— Directions —
Only lines with the word "this" are needed; collect each of them from the listing below.

---+---

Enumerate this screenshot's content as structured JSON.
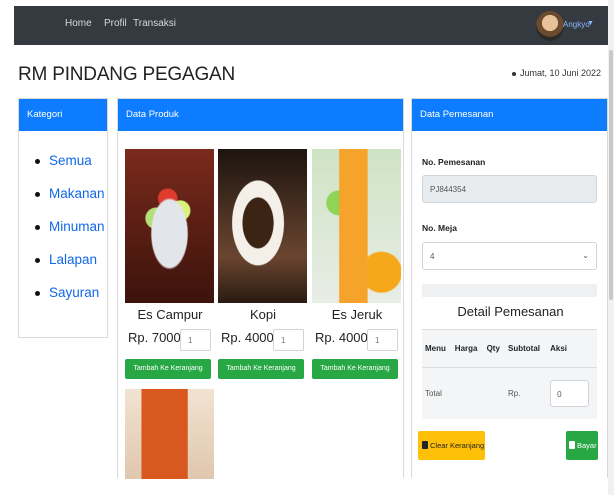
{
  "navbar": {
    "links": [
      "Home",
      "Profil",
      "Transaksi"
    ],
    "user_name": "Angkyo",
    "caret_icon": "caret-down-icon"
  },
  "header": {
    "brand": "RM PINDANG PEGAGAN",
    "date": "Jumat, 10 Juni 2022"
  },
  "kategori": {
    "title": "Kategori",
    "items": [
      "Semua",
      "Makanan",
      "Minuman",
      "Lalapan",
      "Sayuran"
    ]
  },
  "produk": {
    "title": "Data Produk",
    "items": [
      {
        "name": "Es Campur",
        "price": "Rp. 7000",
        "qty": "1",
        "button": "Tambah Ke Keranjang"
      },
      {
        "name": "Kopi",
        "price": "Rp. 4000",
        "qty": "1",
        "button": "Tambah Ke Keranjang"
      },
      {
        "name": "Es Jeruk",
        "price": "Rp. 4000",
        "qty": "1",
        "button": "Tambah Ke Keranjang"
      }
    ]
  },
  "pesanan": {
    "title": "Data Pemesanan",
    "no_pemesanan_label": "No. Pemesanan",
    "no_pemesanan_value": "PJ844354",
    "no_meja_label": "No. Meja",
    "no_meja_value": "4",
    "detail_title": "Detail Pemesanan",
    "columns": [
      "Menu",
      "Harga",
      "Qty",
      "Subtotal",
      "Aksi"
    ],
    "total_label": "Total",
    "total_currency": "Rp.",
    "total_value": "0",
    "clear_button": "Clear Keranjang",
    "pay_button": "Bayar"
  },
  "colors": {
    "primary": "#0d7cff",
    "success": "#28a745",
    "warning": "#ffc107",
    "navbar": "#343a40"
  }
}
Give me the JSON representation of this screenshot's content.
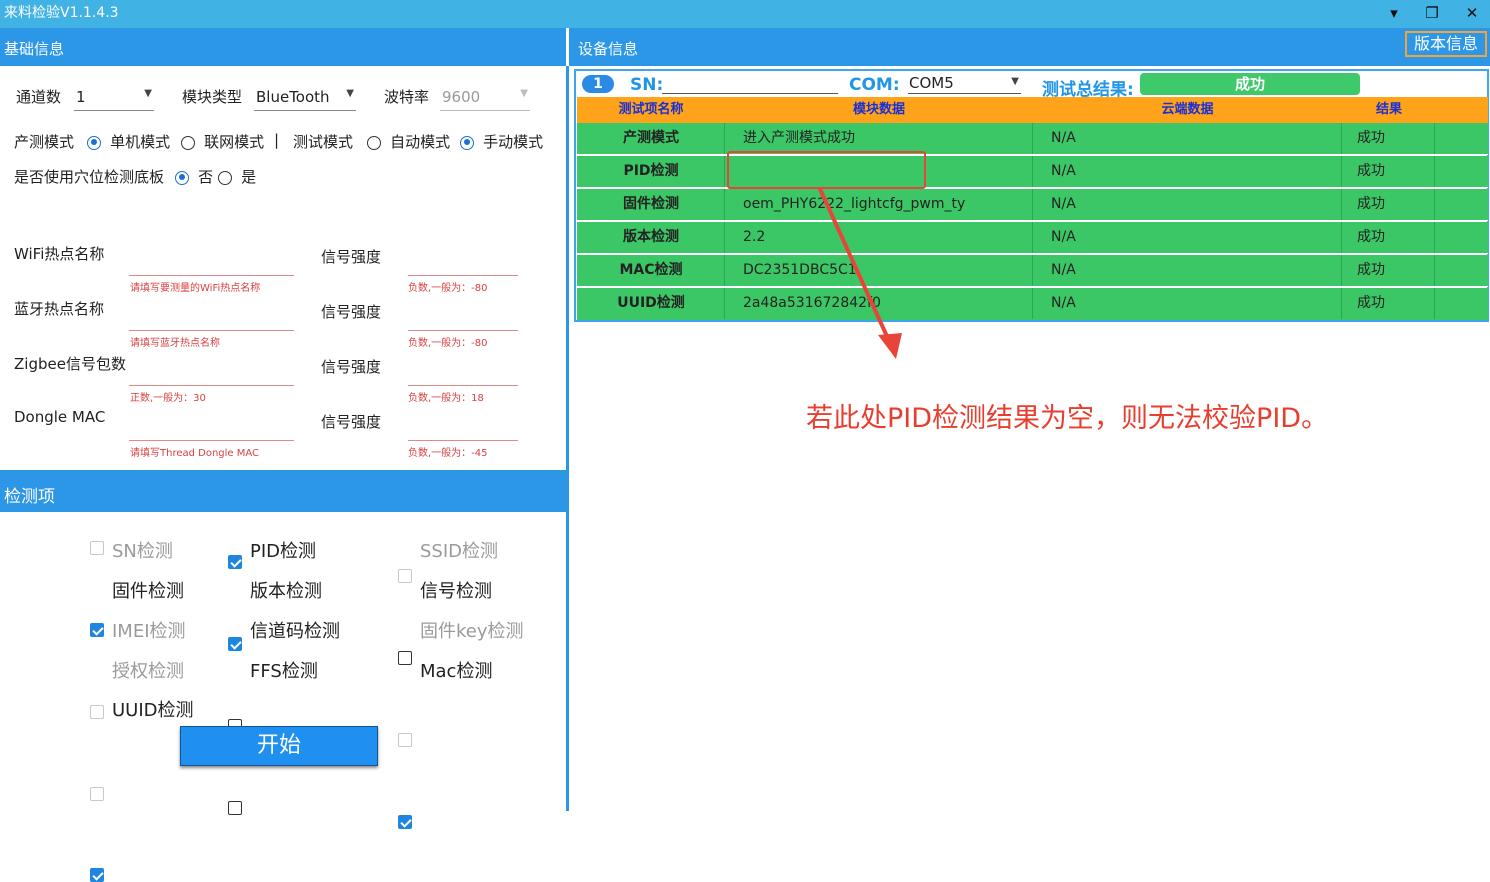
{
  "window": {
    "title": "来料检验V1.1.4.3",
    "min": "▾",
    "restore": "❐",
    "close": "✕"
  },
  "left": {
    "header": "基础信息",
    "channels_label": "通道数",
    "channels_value": "1",
    "module_type_label": "模块类型",
    "module_type_value": "BlueTooth",
    "baud_label": "波特率",
    "baud_value": "9600",
    "prod_mode_label": "产测模式",
    "prod_modes": [
      "单机模式",
      "联网模式"
    ],
    "sep": "|",
    "test_mode_label": "测试模式",
    "test_modes": [
      "自动模式",
      "手动模式"
    ],
    "hole_label": "是否使用穴位检测底板",
    "hole_options": [
      "否",
      "是"
    ],
    "signals": [
      {
        "label": "WiFi热点名称",
        "hint": "请填写要测量的WiFi热点名称",
        "strength_label": "信号强度",
        "strength_hint": "负数,一般为：-80"
      },
      {
        "label": "蓝牙热点名称",
        "hint": "请填写蓝牙热点名称",
        "strength_label": "信号强度",
        "strength_hint": "负数,一般为：-80"
      },
      {
        "label": "Zigbee信号包数",
        "hint": "正数,一般为：30",
        "strength_label": "信号强度",
        "strength_hint": "负数,一般为：18"
      },
      {
        "label": "Dongle MAC",
        "hint": "请填写Thread Dongle MAC",
        "strength_label": "信号强度",
        "strength_hint": "负数,一般为：-45"
      }
    ],
    "checks_header": "检测项",
    "checks": [
      {
        "label": "SN检测",
        "checked": false,
        "disabled": true
      },
      {
        "label": "PID检测",
        "checked": true,
        "disabled": false
      },
      {
        "label": "SSID检测",
        "checked": false,
        "disabled": true
      },
      {
        "label": "固件检测",
        "checked": true,
        "disabled": false
      },
      {
        "label": "版本检测",
        "checked": true,
        "disabled": false
      },
      {
        "label": "信号检测",
        "checked": false,
        "disabled": false
      },
      {
        "label": "IMEI检测",
        "checked": false,
        "disabled": true
      },
      {
        "label": "信道码检测",
        "checked": false,
        "disabled": false
      },
      {
        "label": "固件key检测",
        "checked": false,
        "disabled": true
      },
      {
        "label": "授权检测",
        "checked": false,
        "disabled": true
      },
      {
        "label": "FFS检测",
        "checked": false,
        "disabled": false
      },
      {
        "label": "Mac检测",
        "checked": true,
        "disabled": false
      },
      {
        "label": "UUID检测",
        "checked": true,
        "disabled": false
      }
    ],
    "start_button": "开始"
  },
  "right": {
    "header": "设备信息",
    "version_button": "版本信息",
    "channel_badge": "1",
    "sn_label": "SN:",
    "com_label": "COM:",
    "com_value": "COM5",
    "total_label": "测试总结果:",
    "total_value": "成功",
    "columns": [
      "测试项名称",
      "模块数据",
      "云端数据",
      "结果"
    ],
    "rows": [
      {
        "name": "产测模式",
        "module": "进入产测模式成功",
        "cloud": "N/A",
        "result": "成功"
      },
      {
        "name": "PID检测",
        "module": "",
        "cloud": "N/A",
        "result": "成功"
      },
      {
        "name": "固件检测",
        "module": "oem_PHY6222_lightcfg_pwm_ty",
        "cloud": "N/A",
        "result": "成功"
      },
      {
        "name": "版本检测",
        "module": "2.2",
        "cloud": "N/A",
        "result": "成功"
      },
      {
        "name": "MAC检测",
        "module": "DC2351DBC5C1",
        "cloud": "N/A",
        "result": "成功"
      },
      {
        "name": "UUID检测",
        "module": "2a48a531672842f0",
        "cloud": "N/A",
        "result": "成功"
      }
    ],
    "annotation": "若此处PID检测结果为空，则无法校验PID。"
  },
  "colors": {
    "accent": "#2d97e7",
    "titlebar": "#41b2e4",
    "success": "#3cc767",
    "table_header": "#ffa31a",
    "annotation": "#e83e2f"
  }
}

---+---

— Answer section —
Enumerate this screenshot's content as structured JSON.
Give me the JSON representation of this screenshot's content.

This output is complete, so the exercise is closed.